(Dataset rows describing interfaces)
........
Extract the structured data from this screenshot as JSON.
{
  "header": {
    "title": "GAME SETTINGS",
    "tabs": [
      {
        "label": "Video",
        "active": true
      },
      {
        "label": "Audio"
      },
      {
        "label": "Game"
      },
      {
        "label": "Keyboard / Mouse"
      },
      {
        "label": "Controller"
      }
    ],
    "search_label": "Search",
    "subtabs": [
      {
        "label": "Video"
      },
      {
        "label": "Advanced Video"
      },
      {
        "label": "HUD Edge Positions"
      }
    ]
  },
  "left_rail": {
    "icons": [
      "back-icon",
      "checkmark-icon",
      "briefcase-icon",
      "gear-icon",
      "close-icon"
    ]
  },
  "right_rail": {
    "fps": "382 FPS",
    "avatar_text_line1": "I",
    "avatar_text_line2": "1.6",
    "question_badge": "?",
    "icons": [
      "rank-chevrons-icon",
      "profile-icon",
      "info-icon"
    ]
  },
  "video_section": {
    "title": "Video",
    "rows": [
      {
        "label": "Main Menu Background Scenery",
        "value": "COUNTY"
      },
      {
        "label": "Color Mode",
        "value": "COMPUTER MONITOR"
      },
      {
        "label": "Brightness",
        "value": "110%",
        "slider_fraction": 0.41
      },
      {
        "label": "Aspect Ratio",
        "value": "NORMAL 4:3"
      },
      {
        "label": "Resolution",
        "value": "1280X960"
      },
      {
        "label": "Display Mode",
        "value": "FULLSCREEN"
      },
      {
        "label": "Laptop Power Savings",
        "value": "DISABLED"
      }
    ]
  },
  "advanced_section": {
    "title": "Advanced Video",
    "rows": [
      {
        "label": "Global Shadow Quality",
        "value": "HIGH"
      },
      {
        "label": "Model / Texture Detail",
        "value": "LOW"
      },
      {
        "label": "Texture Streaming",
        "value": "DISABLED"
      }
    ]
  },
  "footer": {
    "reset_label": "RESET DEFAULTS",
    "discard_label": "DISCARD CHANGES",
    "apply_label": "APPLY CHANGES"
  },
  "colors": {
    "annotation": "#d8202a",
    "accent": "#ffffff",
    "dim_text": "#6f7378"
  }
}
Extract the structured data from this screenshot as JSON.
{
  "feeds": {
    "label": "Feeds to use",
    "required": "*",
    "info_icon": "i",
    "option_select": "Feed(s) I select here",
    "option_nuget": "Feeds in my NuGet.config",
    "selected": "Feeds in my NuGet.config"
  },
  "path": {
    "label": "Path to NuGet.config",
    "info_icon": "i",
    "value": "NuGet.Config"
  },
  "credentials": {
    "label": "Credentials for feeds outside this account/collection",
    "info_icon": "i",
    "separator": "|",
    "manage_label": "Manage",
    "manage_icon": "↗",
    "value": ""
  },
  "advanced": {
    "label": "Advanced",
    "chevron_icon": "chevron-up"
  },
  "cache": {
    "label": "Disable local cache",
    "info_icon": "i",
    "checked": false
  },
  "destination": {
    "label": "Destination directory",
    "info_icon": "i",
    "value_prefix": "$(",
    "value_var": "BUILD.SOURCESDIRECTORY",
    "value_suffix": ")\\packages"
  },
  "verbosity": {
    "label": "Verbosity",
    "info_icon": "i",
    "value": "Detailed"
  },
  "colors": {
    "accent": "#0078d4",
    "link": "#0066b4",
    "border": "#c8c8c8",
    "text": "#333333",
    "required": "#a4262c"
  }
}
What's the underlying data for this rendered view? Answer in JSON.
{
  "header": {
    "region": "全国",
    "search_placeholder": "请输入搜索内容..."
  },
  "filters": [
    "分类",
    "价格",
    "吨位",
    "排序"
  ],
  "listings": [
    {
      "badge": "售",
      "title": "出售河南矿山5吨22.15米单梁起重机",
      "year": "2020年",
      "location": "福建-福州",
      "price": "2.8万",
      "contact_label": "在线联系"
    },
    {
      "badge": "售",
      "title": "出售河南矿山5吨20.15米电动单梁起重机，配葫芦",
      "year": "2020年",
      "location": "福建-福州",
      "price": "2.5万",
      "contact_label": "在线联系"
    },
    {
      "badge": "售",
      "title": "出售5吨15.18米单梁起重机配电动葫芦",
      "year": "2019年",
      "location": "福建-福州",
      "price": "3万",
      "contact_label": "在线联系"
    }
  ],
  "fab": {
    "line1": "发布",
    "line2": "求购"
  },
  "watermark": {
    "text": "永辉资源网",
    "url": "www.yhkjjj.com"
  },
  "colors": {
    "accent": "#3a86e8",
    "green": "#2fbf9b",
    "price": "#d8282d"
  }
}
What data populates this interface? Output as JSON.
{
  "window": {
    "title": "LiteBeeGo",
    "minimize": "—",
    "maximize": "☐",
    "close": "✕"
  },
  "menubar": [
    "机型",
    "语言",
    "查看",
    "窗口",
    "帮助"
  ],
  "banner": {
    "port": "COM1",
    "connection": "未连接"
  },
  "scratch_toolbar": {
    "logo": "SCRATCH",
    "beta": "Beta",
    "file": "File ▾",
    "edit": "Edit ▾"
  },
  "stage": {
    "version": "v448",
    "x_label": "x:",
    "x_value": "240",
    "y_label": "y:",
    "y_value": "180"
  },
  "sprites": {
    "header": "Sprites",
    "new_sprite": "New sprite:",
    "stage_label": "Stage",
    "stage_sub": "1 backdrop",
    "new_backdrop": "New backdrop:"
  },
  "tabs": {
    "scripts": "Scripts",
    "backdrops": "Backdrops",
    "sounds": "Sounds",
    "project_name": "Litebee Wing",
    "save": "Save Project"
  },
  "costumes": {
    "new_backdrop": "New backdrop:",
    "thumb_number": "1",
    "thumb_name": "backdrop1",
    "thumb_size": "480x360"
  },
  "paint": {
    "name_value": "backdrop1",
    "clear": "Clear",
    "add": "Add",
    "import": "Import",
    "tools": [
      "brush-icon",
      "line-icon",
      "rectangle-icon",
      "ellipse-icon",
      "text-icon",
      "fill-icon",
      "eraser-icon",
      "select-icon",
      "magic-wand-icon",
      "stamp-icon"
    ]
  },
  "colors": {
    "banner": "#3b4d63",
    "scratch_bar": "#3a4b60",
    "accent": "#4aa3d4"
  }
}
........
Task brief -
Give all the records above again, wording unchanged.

Reply -
Extract the structured data from this screenshot as JSON.
{
  "header": {
    "title": "GAME SETTINGS",
    "tabs": [
      {
        "label": "Video",
        "active": true
      },
      {
        "label": "Audio"
      },
      {
        "label": "Game"
      },
      {
        "label": "Keyboard / Mouse"
      },
      {
        "label": "Controller"
      }
    ],
    "search_label": "Search",
    "subtabs": [
      {
        "label": "Video"
      },
      {
        "label": "Advanced Video"
      },
      {
        "label": "HUD Edge Positions"
      }
    ]
  },
  "left_rail": {
    "icons": [
      "back-icon",
      "checkmark-icon",
      "briefcase-icon",
      "gear-icon",
      "close-icon"
    ]
  },
  "right_rail": {
    "fps": "382 FPS",
    "avatar_text_line1": "I",
    "avatar_text_line2": "1.6",
    "question_badge": "?",
    "icons": [
      "rank-chevrons-icon",
      "profile-icon",
      "info-icon"
    ]
  },
  "video_section": {
    "title": "Video",
    "rows": [
      {
        "label": "Main Menu Background Scenery",
        "value": "COUNTY"
      },
      {
        "label": "Color Mode",
        "value": "COMPUTER MONITOR"
      },
      {
        "label": "Brightness",
        "value": "110%",
        "slider_fraction": 0.41
      },
      {
        "label": "Aspect Ratio",
        "value": "NORMAL 4:3"
      },
      {
        "label": "Resolution",
        "value": "1280X960"
      },
      {
        "label": "Display Mode",
        "value": "FULLSCREEN"
      },
      {
        "label": "Laptop Power Savings",
        "value": "DISABLED"
      }
    ]
  },
  "advanced_section": {
    "title": "Advanced Video",
    "rows": [
      {
        "label": "Global Shadow Quality",
        "value": "HIGH"
      },
      {
        "label": "Model / Texture Detail",
        "value": "LOW"
      },
      {
        "label": "Texture Streaming",
        "value": "DISABLED"
      }
    ]
  },
  "footer": {
    "reset_label": "RESET DEFAULTS",
    "discard_label": "DISCARD CHANGES",
    "apply_label": "APPLY CHANGES"
  },
  "colors": {
    "annotation": "#d8202a",
    "accent": "#ffffff",
    "dim_text": "#6f7378"
  }
}
Extract the structured data from this screenshot as JSON.
{
  "feeds": {
    "label": "Feeds to use",
    "required": "*",
    "info_icon": "i",
    "option_select": "Feed(s) I select here",
    "option_nuget": "Feeds in my NuGet.config",
    "selected": "Feeds in my NuGet.config"
  },
  "path": {
    "label": "Path to NuGet.config",
    "info_icon": "i",
    "value": "NuGet.Config"
  },
  "credentials": {
    "label": "Credentials for feeds outside this account/collection",
    "info_icon": "i",
    "separator": "|",
    "manage_label": "Manage",
    "manage_icon": "↗",
    "value": ""
  },
  "advanced": {
    "label": "Advanced",
    "chevron_icon": "chevron-up"
  },
  "cache": {
    "label": "Disable local cache",
    "info_icon": "i",
    "checked": false
  },
  "destination": {
    "label": "Destination directory",
    "info_icon": "i",
    "value_prefix": "$(",
    "value_var": "BUILD.SOURCESDIRECTORY",
    "value_suffix": ")\\packages"
  },
  "verbosity": {
    "label": "Verbosity",
    "info_icon": "i",
    "value": "Detailed"
  },
  "colors": {
    "accent": "#0078d4",
    "link": "#0066b4",
    "border": "#c8c8c8",
    "text": "#333333",
    "required": "#a4262c"
  }
}
What's the underlying data for this rendered view? Answer in JSON.
{
  "header": {
    "region": "全国",
    "search_placeholder": "请输入搜索内容..."
  },
  "filters": [
    "分类",
    "价格",
    "吨位",
    "排序"
  ],
  "listings": [
    {
      "badge": "售",
      "title": "出售河南矿山5吨22.15米单梁起重机",
      "year": "2020年",
      "location": "福建-福州",
      "price": "2.8万",
      "contact_label": "在线联系"
    },
    {
      "badge": "售",
      "title": "出售河南矿山5吨20.15米电动单梁起重机，配葫芦",
      "year": "2020年",
      "location": "福建-福州",
      "price": "2.5万",
      "contact_label": "在线联系"
    },
    {
      "badge": "售",
      "title": "出售5吨15.18米单梁起重机配电动葫芦",
      "year": "2019年",
      "location": "福建-福州",
      "price": "3万",
      "contact_label": "在线联系"
    }
  ],
  "fab": {
    "line1": "发布",
    "line2": "求购"
  },
  "watermark": {
    "text": "永辉资源网",
    "url": "www.yhkjjj.com"
  },
  "colors": {
    "accent": "#3a86e8",
    "green": "#2fbf9b",
    "price": "#d8282d"
  }
}
What data populates this interface? Output as JSON.
{
  "window": {
    "title": "LiteBeeGo",
    "minimize": "—",
    "maximize": "☐",
    "close": "✕"
  },
  "menubar": [
    "机型",
    "语言",
    "查看",
    "窗口",
    "帮助"
  ],
  "banner": {
    "port": "COM1",
    "connection": "未连接"
  },
  "scratch_toolbar": {
    "logo": "SCRATCH",
    "beta": "Beta",
    "file": "File ▾",
    "edit": "Edit ▾"
  },
  "stage": {
    "version": "v448",
    "x_label": "x:",
    "x_value": "240",
    "y_label": "y:",
    "y_value": "180"
  },
  "sprites": {
    "header": "Sprites",
    "new_sprite": "New sprite:",
    "stage_label": "Stage",
    "stage_sub": "1 backdrop",
    "new_backdrop": "New backdrop:"
  },
  "tabs": {
    "scripts": "Scripts",
    "backdrops": "Backdrops",
    "sounds": "Sounds",
    "project_name": "Litebee Wing",
    "save": "Save Project"
  },
  "costumes": {
    "new_backdrop": "New backdrop:",
    "thumb_number": "1",
    "thumb_name": "backdrop1",
    "thumb_size": "480x360"
  },
  "paint": {
    "name_value": "backdrop1",
    "clear": "Clear",
    "add": "Add",
    "import": "Import",
    "tools": [
      "brush-icon",
      "line-icon",
      "rectangle-icon",
      "ellipse-icon",
      "text-icon",
      "fill-icon",
      "eraser-icon",
      "select-icon",
      "magic-wand-icon",
      "stamp-icon"
    ]
  },
  "colors": {
    "banner": "#3b4d63",
    "scratch_bar": "#3a4b60",
    "accent": "#4aa3d4"
  }
}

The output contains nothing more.